== Task instructions ==
Answer with one number: the count of lines in the listing below that hold the word "replies".

─── Dataset extract

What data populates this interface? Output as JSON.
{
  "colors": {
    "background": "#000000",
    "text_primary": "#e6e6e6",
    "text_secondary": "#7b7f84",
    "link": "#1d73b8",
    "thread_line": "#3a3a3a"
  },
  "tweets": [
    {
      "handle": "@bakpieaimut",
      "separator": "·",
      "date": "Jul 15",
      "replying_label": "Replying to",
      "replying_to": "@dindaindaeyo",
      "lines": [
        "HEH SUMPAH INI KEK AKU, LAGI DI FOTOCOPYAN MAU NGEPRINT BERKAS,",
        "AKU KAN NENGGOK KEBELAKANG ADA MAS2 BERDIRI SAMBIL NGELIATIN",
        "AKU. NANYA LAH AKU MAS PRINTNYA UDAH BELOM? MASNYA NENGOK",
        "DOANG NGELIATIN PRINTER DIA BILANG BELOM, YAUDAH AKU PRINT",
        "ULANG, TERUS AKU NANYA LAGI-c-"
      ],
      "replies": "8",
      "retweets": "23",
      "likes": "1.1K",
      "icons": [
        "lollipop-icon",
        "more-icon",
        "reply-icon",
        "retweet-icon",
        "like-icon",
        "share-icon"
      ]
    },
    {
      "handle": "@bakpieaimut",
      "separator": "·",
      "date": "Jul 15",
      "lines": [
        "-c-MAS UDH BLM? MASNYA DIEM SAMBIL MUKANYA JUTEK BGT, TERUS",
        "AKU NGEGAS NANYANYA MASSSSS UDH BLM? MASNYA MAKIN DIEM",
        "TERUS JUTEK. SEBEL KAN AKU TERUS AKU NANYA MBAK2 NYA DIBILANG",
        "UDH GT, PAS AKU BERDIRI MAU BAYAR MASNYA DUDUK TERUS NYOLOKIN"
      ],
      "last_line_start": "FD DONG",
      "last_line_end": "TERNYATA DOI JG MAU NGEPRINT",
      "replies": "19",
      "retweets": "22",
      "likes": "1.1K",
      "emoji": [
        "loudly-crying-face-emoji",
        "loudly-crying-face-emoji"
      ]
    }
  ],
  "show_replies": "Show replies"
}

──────

== Task output ==
3